How to complete this task: Check every line below for the word "WorldMode" and copy each one that has it.

Records for processing:
::::
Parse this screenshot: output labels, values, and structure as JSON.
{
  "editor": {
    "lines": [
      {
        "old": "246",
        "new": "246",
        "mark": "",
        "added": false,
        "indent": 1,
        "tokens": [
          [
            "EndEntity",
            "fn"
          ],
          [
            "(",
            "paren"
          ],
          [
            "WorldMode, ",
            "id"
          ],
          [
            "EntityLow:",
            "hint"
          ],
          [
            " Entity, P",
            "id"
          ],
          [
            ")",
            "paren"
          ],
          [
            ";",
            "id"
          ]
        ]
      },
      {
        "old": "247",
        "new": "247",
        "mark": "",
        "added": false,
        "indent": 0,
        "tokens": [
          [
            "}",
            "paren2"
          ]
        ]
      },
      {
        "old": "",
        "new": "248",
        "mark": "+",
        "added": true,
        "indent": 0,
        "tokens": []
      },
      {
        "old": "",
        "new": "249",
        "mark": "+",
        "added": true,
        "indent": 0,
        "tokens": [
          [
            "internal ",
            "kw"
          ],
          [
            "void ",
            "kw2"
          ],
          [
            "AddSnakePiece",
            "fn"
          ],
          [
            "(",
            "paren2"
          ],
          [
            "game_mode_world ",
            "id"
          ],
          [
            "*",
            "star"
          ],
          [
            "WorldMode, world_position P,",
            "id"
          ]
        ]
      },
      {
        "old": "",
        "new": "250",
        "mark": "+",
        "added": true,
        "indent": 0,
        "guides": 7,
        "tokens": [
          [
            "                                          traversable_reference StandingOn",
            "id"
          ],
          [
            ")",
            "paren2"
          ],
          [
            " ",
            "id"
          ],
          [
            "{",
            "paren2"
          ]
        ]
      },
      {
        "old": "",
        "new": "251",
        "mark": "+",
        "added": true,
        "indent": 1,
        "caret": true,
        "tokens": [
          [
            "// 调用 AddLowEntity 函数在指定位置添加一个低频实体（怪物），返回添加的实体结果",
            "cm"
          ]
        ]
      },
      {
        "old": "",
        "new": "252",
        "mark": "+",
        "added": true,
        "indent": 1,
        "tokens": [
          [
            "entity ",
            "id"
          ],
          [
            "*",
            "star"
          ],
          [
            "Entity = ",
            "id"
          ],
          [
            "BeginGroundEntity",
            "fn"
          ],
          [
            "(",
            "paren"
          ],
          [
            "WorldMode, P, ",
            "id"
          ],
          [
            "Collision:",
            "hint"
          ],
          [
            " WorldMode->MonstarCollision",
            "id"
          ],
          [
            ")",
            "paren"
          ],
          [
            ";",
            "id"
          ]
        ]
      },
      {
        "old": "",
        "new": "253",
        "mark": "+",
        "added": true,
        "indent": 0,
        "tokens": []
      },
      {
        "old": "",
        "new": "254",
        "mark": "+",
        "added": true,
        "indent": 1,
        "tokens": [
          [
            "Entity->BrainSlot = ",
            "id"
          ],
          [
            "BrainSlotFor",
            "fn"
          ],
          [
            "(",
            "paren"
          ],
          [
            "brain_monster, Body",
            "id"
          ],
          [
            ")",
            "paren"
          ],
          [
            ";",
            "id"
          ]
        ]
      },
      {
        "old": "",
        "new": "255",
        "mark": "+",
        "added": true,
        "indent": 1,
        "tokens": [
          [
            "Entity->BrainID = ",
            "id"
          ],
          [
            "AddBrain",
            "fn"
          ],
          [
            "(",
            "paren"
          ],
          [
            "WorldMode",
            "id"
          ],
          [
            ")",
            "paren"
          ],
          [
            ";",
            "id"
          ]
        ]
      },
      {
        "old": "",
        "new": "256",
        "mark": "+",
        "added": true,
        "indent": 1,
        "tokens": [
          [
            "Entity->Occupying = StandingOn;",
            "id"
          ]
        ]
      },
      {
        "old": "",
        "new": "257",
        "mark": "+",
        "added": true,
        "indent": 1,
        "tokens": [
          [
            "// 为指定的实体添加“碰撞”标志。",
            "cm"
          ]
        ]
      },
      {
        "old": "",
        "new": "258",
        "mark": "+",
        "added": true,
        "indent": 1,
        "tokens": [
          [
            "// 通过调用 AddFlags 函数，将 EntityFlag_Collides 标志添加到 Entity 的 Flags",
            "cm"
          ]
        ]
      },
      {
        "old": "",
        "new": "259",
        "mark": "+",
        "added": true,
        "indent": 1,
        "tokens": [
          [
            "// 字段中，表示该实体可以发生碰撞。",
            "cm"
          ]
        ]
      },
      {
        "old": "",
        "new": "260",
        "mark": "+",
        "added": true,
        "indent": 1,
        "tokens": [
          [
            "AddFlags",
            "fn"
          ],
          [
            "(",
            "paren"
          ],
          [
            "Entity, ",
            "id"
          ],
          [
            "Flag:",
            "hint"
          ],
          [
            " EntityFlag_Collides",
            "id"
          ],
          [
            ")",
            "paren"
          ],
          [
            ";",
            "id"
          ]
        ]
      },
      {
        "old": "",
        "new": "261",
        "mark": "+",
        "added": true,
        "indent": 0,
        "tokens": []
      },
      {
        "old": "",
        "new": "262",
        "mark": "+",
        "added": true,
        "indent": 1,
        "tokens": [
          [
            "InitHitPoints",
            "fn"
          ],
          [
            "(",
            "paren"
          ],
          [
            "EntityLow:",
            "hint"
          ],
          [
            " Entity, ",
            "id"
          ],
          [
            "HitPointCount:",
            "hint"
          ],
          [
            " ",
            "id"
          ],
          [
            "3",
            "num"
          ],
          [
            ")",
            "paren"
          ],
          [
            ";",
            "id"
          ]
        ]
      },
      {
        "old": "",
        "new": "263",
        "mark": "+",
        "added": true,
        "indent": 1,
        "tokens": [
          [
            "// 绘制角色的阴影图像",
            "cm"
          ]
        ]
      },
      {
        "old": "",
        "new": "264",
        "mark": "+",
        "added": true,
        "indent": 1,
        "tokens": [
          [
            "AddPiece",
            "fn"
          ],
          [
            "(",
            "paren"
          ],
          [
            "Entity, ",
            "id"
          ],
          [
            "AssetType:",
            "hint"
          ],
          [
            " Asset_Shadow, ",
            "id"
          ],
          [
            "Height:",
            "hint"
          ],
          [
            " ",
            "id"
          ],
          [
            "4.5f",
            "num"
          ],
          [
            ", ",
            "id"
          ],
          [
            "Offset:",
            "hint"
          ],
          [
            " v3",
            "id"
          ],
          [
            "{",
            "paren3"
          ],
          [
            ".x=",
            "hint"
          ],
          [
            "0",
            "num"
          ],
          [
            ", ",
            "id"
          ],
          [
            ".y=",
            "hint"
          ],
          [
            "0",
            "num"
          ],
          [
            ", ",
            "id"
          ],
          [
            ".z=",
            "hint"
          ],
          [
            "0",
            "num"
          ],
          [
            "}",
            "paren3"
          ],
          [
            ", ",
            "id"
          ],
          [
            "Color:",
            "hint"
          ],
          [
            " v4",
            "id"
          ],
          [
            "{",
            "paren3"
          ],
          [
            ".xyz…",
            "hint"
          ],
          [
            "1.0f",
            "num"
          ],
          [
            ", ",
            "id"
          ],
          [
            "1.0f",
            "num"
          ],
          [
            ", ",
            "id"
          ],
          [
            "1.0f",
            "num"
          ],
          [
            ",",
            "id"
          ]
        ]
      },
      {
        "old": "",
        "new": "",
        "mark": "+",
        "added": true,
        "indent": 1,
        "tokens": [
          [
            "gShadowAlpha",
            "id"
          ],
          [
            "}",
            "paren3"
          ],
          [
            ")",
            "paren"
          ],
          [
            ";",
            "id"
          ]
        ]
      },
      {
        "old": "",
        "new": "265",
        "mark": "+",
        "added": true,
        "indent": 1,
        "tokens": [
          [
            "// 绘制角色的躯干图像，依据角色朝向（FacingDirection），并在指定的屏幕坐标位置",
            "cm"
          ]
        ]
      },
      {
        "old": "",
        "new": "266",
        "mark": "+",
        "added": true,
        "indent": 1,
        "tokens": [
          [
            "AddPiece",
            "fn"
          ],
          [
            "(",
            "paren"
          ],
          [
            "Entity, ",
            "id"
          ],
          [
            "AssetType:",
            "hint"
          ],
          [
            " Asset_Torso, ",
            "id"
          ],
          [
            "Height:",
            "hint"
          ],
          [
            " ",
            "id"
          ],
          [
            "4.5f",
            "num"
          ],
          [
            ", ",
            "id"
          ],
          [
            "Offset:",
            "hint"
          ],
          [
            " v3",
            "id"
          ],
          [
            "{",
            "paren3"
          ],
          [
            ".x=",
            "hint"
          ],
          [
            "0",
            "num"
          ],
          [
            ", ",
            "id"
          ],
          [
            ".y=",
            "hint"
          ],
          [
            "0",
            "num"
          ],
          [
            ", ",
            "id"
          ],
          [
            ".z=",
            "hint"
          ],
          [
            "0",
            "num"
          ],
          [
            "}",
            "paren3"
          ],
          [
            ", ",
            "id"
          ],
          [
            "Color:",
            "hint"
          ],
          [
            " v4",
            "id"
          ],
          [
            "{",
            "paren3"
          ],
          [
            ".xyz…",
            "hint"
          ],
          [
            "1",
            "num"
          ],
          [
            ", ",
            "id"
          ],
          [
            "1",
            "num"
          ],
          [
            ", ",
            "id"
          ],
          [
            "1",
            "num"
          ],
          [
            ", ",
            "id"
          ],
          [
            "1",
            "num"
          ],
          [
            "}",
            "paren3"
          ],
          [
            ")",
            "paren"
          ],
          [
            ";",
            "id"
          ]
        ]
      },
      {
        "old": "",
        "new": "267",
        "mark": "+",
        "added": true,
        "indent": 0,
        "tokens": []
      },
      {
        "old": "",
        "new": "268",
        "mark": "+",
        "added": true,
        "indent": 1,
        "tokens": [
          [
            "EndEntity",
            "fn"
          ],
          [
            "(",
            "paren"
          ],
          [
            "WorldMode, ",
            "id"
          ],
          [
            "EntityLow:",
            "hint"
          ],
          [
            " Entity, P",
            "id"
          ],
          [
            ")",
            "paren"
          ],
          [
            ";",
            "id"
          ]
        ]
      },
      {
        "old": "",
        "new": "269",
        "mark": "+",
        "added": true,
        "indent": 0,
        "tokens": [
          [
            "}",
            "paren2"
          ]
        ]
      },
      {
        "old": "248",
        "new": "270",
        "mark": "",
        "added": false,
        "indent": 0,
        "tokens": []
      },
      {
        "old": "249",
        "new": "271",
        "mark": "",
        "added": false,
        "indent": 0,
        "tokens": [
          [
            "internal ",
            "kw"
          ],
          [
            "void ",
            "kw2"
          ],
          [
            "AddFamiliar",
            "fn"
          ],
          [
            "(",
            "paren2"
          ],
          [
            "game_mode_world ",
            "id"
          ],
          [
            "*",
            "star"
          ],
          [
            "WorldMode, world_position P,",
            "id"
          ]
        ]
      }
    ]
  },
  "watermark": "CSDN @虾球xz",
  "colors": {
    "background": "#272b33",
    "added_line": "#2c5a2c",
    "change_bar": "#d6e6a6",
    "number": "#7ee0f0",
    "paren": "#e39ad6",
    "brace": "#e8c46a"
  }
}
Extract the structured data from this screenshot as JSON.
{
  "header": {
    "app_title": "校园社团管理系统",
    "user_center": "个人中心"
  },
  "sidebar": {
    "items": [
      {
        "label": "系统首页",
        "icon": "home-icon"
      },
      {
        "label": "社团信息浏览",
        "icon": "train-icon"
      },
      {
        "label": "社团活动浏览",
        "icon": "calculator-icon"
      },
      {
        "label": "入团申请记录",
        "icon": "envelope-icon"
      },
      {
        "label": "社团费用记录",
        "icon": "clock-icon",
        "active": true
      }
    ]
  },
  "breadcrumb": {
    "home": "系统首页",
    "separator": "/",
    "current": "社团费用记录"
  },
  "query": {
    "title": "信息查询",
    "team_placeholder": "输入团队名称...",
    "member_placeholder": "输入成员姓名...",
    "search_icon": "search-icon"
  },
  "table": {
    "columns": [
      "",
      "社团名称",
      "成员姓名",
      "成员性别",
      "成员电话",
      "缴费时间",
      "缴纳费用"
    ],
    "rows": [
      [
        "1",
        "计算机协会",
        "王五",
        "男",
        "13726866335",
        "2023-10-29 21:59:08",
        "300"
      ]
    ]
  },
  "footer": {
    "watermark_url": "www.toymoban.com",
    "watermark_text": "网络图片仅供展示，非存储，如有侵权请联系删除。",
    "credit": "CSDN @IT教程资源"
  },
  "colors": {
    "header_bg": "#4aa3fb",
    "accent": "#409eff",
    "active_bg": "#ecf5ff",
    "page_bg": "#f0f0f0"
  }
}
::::
Solution to the exercise:
            "WorldMode, ",
            "WorldMode, world_position P,",
            "WorldMode, P, ",
            " WorldMode->MonstarCollision",
            "WorldMode",
            "WorldMode, ",
            "WorldMode, world_position P,",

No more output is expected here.